How Creative Spaces Foster Civic Engagement (2015)
Conducted in collaboration with Zimbabwe-based researcher, Florence Mukanga-Majachani, this case study explores how the Book Caf√© has fostered activism and civic engagement in Zimbabwe. Findings suggest that the Book Caf√© fosters civic engagement and activism through four main channels. It provides platforms for freedom of expression and debate. It empowers marginalized groups, specifically women and youth. It fosters connections and collaborations by serving as a meeting ground. Lastly, it nurtures art and artists committed to socially relevant work. The Book Caf√© offers a number of lessons to others interested in cultivating creative spaces to foster civic engagement in repressive contexts. Interviewees saw five values and offerings as instrumental to deepening the Book Caf√©‚Äôs stewardship of civic engagement and activism: cultivate a sense of ‚Äėhome‚Äô for participants; offer an eclectic mix of activities; maintain a staunch commitment to freedom of expression; demonstrate integrity, persistence, and savvy in the face of political repression; and strive for relatively autonomous funding streams and spaces. Commissioned by Hivos.
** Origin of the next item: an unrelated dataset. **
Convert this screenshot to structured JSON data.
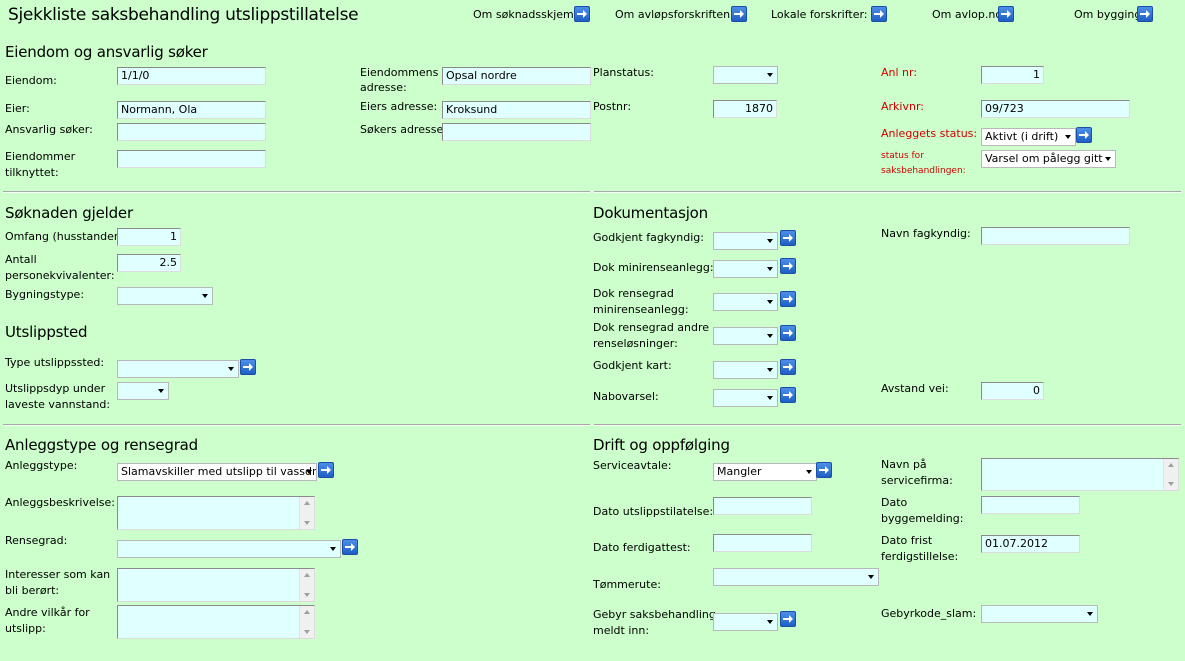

This commissioned case study reveals how Providence, RI’s cultural plan lent gravitas to “creative capital” branding. Politically savvy leaders with diverse talents and skill sets, a thoughtfully crafted planning processes, and robust and inclusive public participation proved of critical importance to Providence‚Äôs cultural planning effort. Commissioned by the Hong Kong Institute of Contemporary Culture for the Chinese Creative Industries Forum 2012.